The report, “Global and regional estimates of violence against women: prevalence and health effects of intimate partner violence and non-partner sexual violence,” was released in partnership with the London School of Hygiene and Tropical Medicine and the South African Medical Research Council. According to the report, more than 1 in 3 women globally are impacted by physical or sexual violence. The perpetrator of such violence is usually an intimate partner: intimate partner violence affects an estimated 30 percent of women worldwide.
The new study compared violence against women in high-income countries with that in other countries. The study found that 23.2 percent of women living in high-income countries experience intimate partner violence, as compared with 36.6 percent in Africa, 37 percent in the Eastern Mediterranean region, and 37.7 percent in South-East Asia.

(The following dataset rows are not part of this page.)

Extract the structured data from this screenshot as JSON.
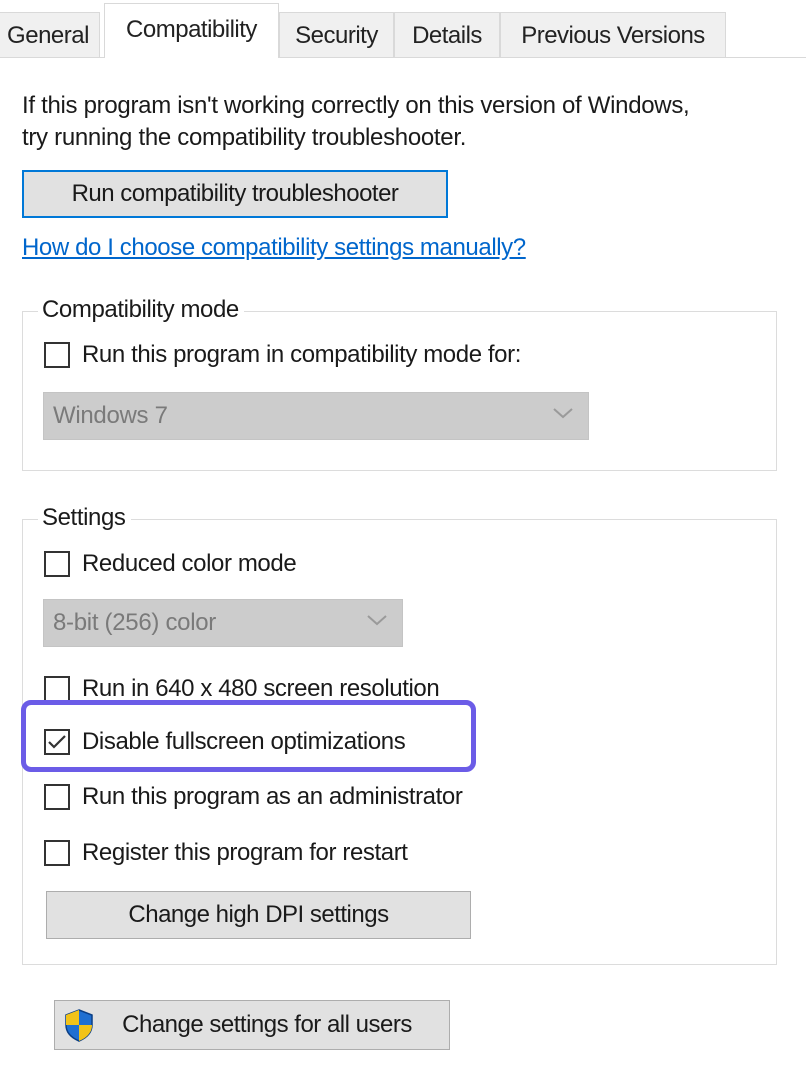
{
  "tabs": [
    {
      "label": "General"
    },
    {
      "label": "Compatibility",
      "active": true
    },
    {
      "label": "Security"
    },
    {
      "label": "Details"
    },
    {
      "label": "Previous Versions"
    }
  ],
  "intro": {
    "line1": "If this program isn't working correctly on this version of Windows,",
    "line2": "try running the compatibility troubleshooter."
  },
  "troubleshooter_button": "Run compatibility troubleshooter",
  "help_link": "How do I choose compatibility settings manually?",
  "compat_mode": {
    "legend": "Compatibility mode",
    "checkbox_label": "Run this program in compatibility mode for:",
    "checked": false,
    "os_selected": "Windows 7"
  },
  "settings": {
    "legend": "Settings",
    "reduced_color": {
      "label": "Reduced color mode",
      "checked": false
    },
    "color_selected": "8-bit (256) color",
    "res_640": {
      "label": "Run in 640 x 480 screen resolution",
      "checked": false
    },
    "disable_fso": {
      "label": "Disable fullscreen optimizations",
      "checked": true
    },
    "run_admin": {
      "label": "Run this program as an administrator",
      "checked": false
    },
    "register_restart": {
      "label": "Register this program for restart",
      "checked": false
    },
    "dpi_button": "Change high DPI settings"
  },
  "all_users_button": "Change settings for all users",
  "colors": {
    "accent": "#0078d7",
    "highlight": "#6b5ce7",
    "link": "#0066cc"
  }
}
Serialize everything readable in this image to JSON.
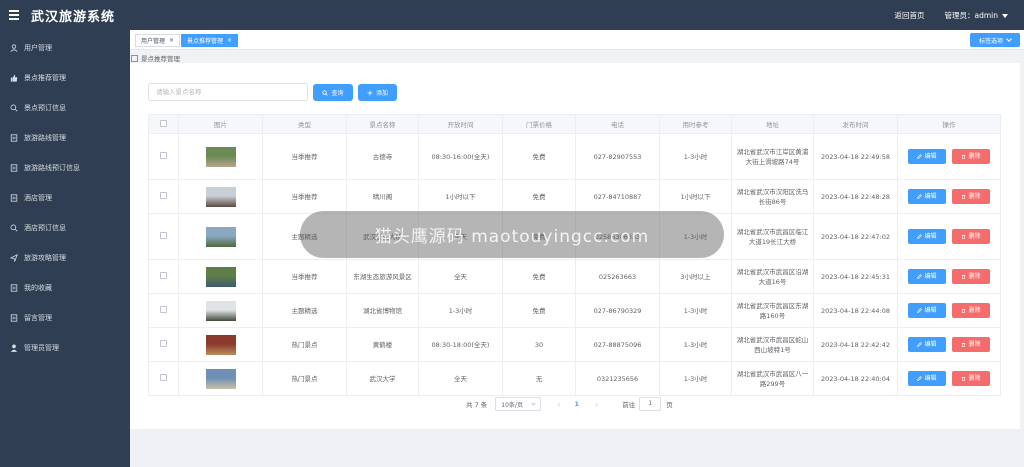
{
  "header": {
    "title": "武汉旅游系统",
    "home_link": "返回首页",
    "admin_label": "管理员：admin"
  },
  "sidebar": {
    "items": [
      {
        "label": "用户管理",
        "icon": "user-icon"
      },
      {
        "label": "景点推荐管理",
        "icon": "thumb-up-icon"
      },
      {
        "label": "景点预订信息",
        "icon": "search-icon"
      },
      {
        "label": "旅游路线管理",
        "icon": "document-icon"
      },
      {
        "label": "旅游路线预订信息",
        "icon": "document-icon"
      },
      {
        "label": "酒店管理",
        "icon": "document-icon"
      },
      {
        "label": "酒店预订信息",
        "icon": "search-icon"
      },
      {
        "label": "旅游攻略管理",
        "icon": "send-icon"
      },
      {
        "label": "我的收藏",
        "icon": "document-icon"
      },
      {
        "label": "留言管理",
        "icon": "document-icon"
      },
      {
        "label": "管理员管理",
        "icon": "user-filled-icon"
      }
    ]
  },
  "tabs": {
    "items": [
      {
        "label": "用户管理",
        "close": "×"
      },
      {
        "label": "景点推荐管理",
        "close": "×"
      }
    ],
    "options_label": "标签选项"
  },
  "breadcrumb": "景点推荐管理",
  "toolbar": {
    "search_placeholder": "请输入景点名称",
    "search_label": "查询",
    "add_label": "添加"
  },
  "table": {
    "columns": [
      "图片",
      "类型",
      "景点名称",
      "开放时间",
      "门票价格",
      "电话",
      "用时参考",
      "地址",
      "发布时间",
      "操作"
    ],
    "edit_label": "编辑",
    "delete_label": "删除",
    "rows": [
      {
        "type": "当季推荐",
        "name": "古德寺",
        "open": "08:30-16:00(全天)",
        "price": "免费",
        "phone": "027-82907553",
        "duration": "1-3小时",
        "address": "湖北省武汉市江岸区黄浦大街上滑坡路74号",
        "time": "2023-04-18 22:49:58",
        "thumb": [
          "#6c8a55",
          "#b9a68c"
        ]
      },
      {
        "type": "当季推荐",
        "name": "晴川阁",
        "open": "1小时以下",
        "price": "免费",
        "phone": "027-84710887",
        "duration": "1小时以下",
        "address": "湖北省武汉市汉阳区洗马长街86号",
        "time": "2023-04-18 22:48:28",
        "thumb": [
          "#c9cfd6",
          "#5a4a40"
        ]
      },
      {
        "type": "主题精选",
        "name": "武汉长江大桥",
        "open": "全天",
        "price": "免费",
        "phone": "02586306333",
        "duration": "1-3小时",
        "address": "湖北省武汉市武昌区临江大道19长江大桥",
        "time": "2023-04-18 22:47:02",
        "thumb": [
          "#8aa7c2",
          "#4f6a3c"
        ]
      },
      {
        "type": "当季推荐",
        "name": "东湖生态旅游风景区",
        "open": "全天",
        "price": "免费",
        "phone": "025263663",
        "duration": "3小时以上",
        "address": "湖北省武汉市武昌区沿湖大道16号",
        "time": "2023-04-18 22:45:31",
        "thumb": [
          "#5f7d48",
          "#3d5a6e"
        ]
      },
      {
        "type": "主题精选",
        "name": "湖北省博物馆",
        "open": "1-3小时",
        "price": "免费",
        "phone": "027-86790329",
        "duration": "1-3小时",
        "address": "湖北省武汉市武昌区东湖路160号",
        "time": "2023-04-18 22:44:08",
        "thumb": [
          "#dfe3e6",
          "#3f4a3a"
        ]
      },
      {
        "type": "热门景点",
        "name": "黄鹤楼",
        "open": "08:30-18:00(全天)",
        "price": "30",
        "phone": "027-88875096",
        "duration": "1-3小时",
        "address": "湖北省武汉市武昌区蛇山西山坡特1号",
        "time": "2023-04-18 22:42:42",
        "thumb": [
          "#8a3a2c",
          "#b98e5e"
        ]
      },
      {
        "type": "热门景点",
        "name": "武汉大学",
        "open": "全天",
        "price": "无",
        "phone": "0321235656",
        "duration": "1-3小时",
        "address": "湖北省武汉市武昌区八一路299号",
        "time": "2023-04-18 22:40:04",
        "thumb": [
          "#6f8fb6",
          "#c8c0a8"
        ]
      }
    ]
  },
  "pagination": {
    "total": "共 7 条",
    "page_size": "10条/页",
    "prev": "‹",
    "current": "1",
    "next": "›",
    "goto_label": "前往",
    "goto_value": "1",
    "page_suffix": "页"
  },
  "watermark": "猫头鹰源码 maotouyingcc.com"
}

“These findings send a powerful message,” said Margaret Chan, director-general of WHO. “We also see that the world’s health systems can and must do more for women who experience violence.”
The report looked at the impact of violence on both the physical and mental health of girls and women, including broken bones, pregnancy-related complications, impaired social functioning, and mental problems.
Other findings on the health impacts of intimate partner violence were staggering. The report found that 38 percent of all women who were murdered were killed by their intimate partners. Women who experienced partner violence were twice as likely to have alcohol-use problems and were 1.5 times more likely to acquire syphilis, chlamydia or gonorrhea. In some regions such as sub-Saharan Africa, those women were also 1.5 times more likely to acquire HIV.
The report called for a major scaling up of violence-prevention efforts by addressing social and cultural factors that could be impacting the prevalence of violence. It also called for better health care for women experiencing violence. Simply teaching health workers how to respond to violence could be helpful, the report noted.
The report pulled data from dozens of regional and national studies for the first time. By using regional data it was also able to highlight regional patterns. For example, women in Africa are almost twice as likely to experience violence as women living in lower and middle-income countries in Europe.
– Liza Casabona